*Prompt*:
Sift the material for lines containing "JSON", and return them.

====== Records provided ======

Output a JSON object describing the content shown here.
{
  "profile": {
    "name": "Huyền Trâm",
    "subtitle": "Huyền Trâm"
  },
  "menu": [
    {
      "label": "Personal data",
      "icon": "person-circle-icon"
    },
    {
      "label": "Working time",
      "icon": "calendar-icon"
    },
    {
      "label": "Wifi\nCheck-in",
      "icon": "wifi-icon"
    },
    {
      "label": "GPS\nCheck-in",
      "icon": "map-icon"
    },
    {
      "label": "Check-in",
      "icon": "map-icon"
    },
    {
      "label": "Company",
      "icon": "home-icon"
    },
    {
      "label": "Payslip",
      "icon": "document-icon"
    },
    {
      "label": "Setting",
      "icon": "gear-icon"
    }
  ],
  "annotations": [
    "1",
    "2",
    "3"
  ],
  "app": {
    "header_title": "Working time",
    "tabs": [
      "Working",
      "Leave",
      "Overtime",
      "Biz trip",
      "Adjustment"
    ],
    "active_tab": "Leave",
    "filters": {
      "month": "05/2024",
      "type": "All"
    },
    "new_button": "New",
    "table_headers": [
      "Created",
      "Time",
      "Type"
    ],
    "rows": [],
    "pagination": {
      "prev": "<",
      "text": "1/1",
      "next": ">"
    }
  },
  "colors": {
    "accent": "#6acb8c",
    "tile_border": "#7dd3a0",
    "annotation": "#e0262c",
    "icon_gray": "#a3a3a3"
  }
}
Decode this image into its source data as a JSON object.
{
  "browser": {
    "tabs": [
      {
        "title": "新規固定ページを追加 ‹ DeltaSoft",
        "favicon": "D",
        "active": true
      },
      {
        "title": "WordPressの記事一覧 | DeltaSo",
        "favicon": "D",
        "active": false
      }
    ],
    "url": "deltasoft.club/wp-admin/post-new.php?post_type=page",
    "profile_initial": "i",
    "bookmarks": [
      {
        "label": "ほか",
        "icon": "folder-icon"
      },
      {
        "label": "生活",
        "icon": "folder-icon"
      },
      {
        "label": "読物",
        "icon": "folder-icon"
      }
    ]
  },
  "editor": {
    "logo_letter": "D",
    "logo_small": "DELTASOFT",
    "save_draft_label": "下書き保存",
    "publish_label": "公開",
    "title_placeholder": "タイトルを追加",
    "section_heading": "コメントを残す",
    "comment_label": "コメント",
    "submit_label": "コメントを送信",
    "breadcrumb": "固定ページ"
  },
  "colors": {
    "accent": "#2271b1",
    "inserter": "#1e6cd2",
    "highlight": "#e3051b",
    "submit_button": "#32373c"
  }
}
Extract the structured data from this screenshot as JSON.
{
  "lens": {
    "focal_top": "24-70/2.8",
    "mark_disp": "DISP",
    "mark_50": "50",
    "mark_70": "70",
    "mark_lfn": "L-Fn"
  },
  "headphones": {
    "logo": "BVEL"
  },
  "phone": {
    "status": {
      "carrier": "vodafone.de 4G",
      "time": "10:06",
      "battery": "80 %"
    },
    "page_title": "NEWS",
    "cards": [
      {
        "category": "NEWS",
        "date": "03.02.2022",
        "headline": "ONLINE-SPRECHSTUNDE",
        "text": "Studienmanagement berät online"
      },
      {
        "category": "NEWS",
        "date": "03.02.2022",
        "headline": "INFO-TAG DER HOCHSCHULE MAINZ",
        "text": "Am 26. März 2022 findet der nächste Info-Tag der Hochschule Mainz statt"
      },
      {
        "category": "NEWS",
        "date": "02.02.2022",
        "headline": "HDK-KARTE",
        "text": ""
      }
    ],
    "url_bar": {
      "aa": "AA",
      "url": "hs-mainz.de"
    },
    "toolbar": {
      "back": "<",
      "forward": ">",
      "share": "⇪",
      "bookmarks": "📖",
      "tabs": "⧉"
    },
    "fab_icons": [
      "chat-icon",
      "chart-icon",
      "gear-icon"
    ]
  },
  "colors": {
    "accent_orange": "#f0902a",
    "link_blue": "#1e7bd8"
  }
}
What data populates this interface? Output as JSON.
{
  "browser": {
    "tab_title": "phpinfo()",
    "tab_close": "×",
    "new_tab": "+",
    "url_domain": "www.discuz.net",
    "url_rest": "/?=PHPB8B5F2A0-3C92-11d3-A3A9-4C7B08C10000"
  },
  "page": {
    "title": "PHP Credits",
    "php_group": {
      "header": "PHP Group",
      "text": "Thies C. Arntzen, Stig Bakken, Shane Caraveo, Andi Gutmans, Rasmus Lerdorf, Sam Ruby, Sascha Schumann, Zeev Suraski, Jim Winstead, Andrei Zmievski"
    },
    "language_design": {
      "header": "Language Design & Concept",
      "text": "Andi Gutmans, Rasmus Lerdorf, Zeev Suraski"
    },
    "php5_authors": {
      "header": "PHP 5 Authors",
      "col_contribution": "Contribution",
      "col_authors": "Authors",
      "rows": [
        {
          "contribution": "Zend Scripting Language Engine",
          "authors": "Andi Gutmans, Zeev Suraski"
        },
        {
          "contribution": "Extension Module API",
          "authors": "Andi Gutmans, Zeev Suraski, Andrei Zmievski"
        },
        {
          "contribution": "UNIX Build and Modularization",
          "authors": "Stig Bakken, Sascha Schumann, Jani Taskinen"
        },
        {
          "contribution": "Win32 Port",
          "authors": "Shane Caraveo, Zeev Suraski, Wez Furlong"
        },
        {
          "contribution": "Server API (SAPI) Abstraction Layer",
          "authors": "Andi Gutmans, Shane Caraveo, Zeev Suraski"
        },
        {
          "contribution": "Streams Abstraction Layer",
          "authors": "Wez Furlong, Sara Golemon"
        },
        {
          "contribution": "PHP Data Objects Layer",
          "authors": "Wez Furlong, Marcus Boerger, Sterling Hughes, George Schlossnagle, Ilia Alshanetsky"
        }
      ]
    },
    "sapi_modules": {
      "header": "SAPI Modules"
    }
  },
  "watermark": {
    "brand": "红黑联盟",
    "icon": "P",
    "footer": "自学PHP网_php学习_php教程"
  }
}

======

*Written answer*:
Output a JSON object describing the content shown here.
Decode this image into its source data as a JSON object.
Extract the structured data from this screenshot as JSON.
What data populates this interface? Output as JSON.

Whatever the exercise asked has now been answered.